Lessons Learned From Poker


Poker is a card game, played worldwide in many different ways. The game is a combination of chance and skill, with an emphasis on reading other players. It also involves bluffing and betting. It has a rich history dating back to the sixteenth century, when it was first played in Germany as a bluffing game. It eventually evolved into the game of poker we know today.

The game of poker is not only fun, but it teaches players a number of valuable skills that they can apply in other areas of their lives. For example, it teaches them to think critically and logically, which is an important part of success in business and other fields. In addition, it helps them learn how to read other people’s body language and understand their emotions. This is an essential skill that can be used when trying to sell something to someone, or even in their daily lives.

One of the most important lessons learned from poker is to always be aware of the risks involved in the game. It’s easy to get carried away and over-invest in a hand, which can lead to devastating losses. This is why it’s important to never play more than you can afford to lose, and to know when to walk away from the table.

It also teaches players to manage risk by learning how to calculate the odds of winning and losing. This can be helpful in determining whether or not to make a bet, as well as how much to invest in each round. It’s a useful skill that can be applied to many other areas of life, such as investing in stocks or real estate.

Poker teaches players to be confident in their decisions, especially when they lack the information that other players have. This is an important lesson to learn, as it is often the case in business that you can’t rely on your peers to provide you with critical information. Poker and business are both high-pressure environments where it is vital to be able to act independently without relying on others for advice.

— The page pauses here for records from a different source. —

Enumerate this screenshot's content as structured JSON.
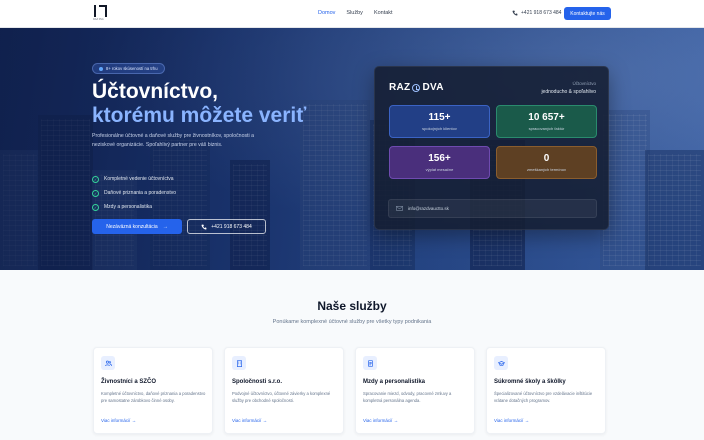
{
  "nav": {
    "logo_sub": "RAZ DVA",
    "links": [
      {
        "label": "Domov",
        "active": true
      },
      {
        "label": "Služby",
        "active": false
      },
      {
        "label": "Kontakt",
        "active": false
      }
    ],
    "phone": "+421 918 673 484",
    "cta": "Kontaktujte nás"
  },
  "hero": {
    "badge": "8+ rokov skúseností na trhu",
    "title_line1": "Účtovníctvo,",
    "title_line2": "ktorému môžete veriť",
    "lead": "Profesionálne účtovné a daňové služby pre živnostníkov, spoločnosti a neziskové organizácie. Spoľahlivý partner pre váš biznis.",
    "checks": [
      "Kompletné vedenie účtovníctva",
      "Daňové priznania a poradenstvo",
      "Mzdy a personalistika"
    ],
    "primary_button": "Nezáväzná konzultácia",
    "phone_button": "+421 918 673 484"
  },
  "stats_card": {
    "logo_left": "RAZ",
    "logo_right": "DVA",
    "sub1": "Účtovníctvo",
    "sub2": "jednoducho & spoľahlivo",
    "stats": [
      {
        "value": "115+",
        "label": "spokojných klientov",
        "color": "#223f86"
      },
      {
        "value": "10 657+",
        "label": "spracovaných faktúr",
        "color": "#1a5a4a"
      },
      {
        "value": "156+",
        "label": "výplat mesačne",
        "color": "#4a2f7c"
      },
      {
        "value": "0",
        "label": "zmeškaných termínov",
        "color": "#5e4023"
      }
    ],
    "email": "info@razdvauctto.sk"
  },
  "services": {
    "title": "Naše služby",
    "subtitle": "Ponúkame komplexné účtovné služby pre všetky typy podnikania",
    "items": [
      {
        "icon": "users-icon",
        "title": "Živnostníci a SZČO",
        "desc": "Kompletné účtovníctvo, daňové priznania a poradenstvo pre samostatne zárobkovo činné osoby.",
        "link": "Viac informácií"
      },
      {
        "icon": "building-icon",
        "title": "Spoločnosti s.r.o.",
        "desc": "Podvojné účtovníctvo, účtovné závierky a komplexné služby pre obchodné spoločnosti.",
        "link": "Viac informácií"
      },
      {
        "icon": "document-icon",
        "title": "Mzdy a personalistika",
        "desc": "Spracovanie miezd, odvody, pracovné zmluvy a kompletná personálna agenda.",
        "link": "Viac informácií"
      },
      {
        "icon": "graduation-cap-icon",
        "title": "Súkromné školy a škôlky",
        "desc": "Špecializované účtovníctvo pre vzdelávacie inštitúcie vrátane dotačných programov.",
        "link": "Viac informácií"
      }
    ]
  }
}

In addition, poker teaches players to have control over their emotions and how to react in stressful situations. This is a necessary skill for any player, and is especially important in high-stakes games. It also teaches players how to recognize and accept their mistakes, which is a key component of any successful game.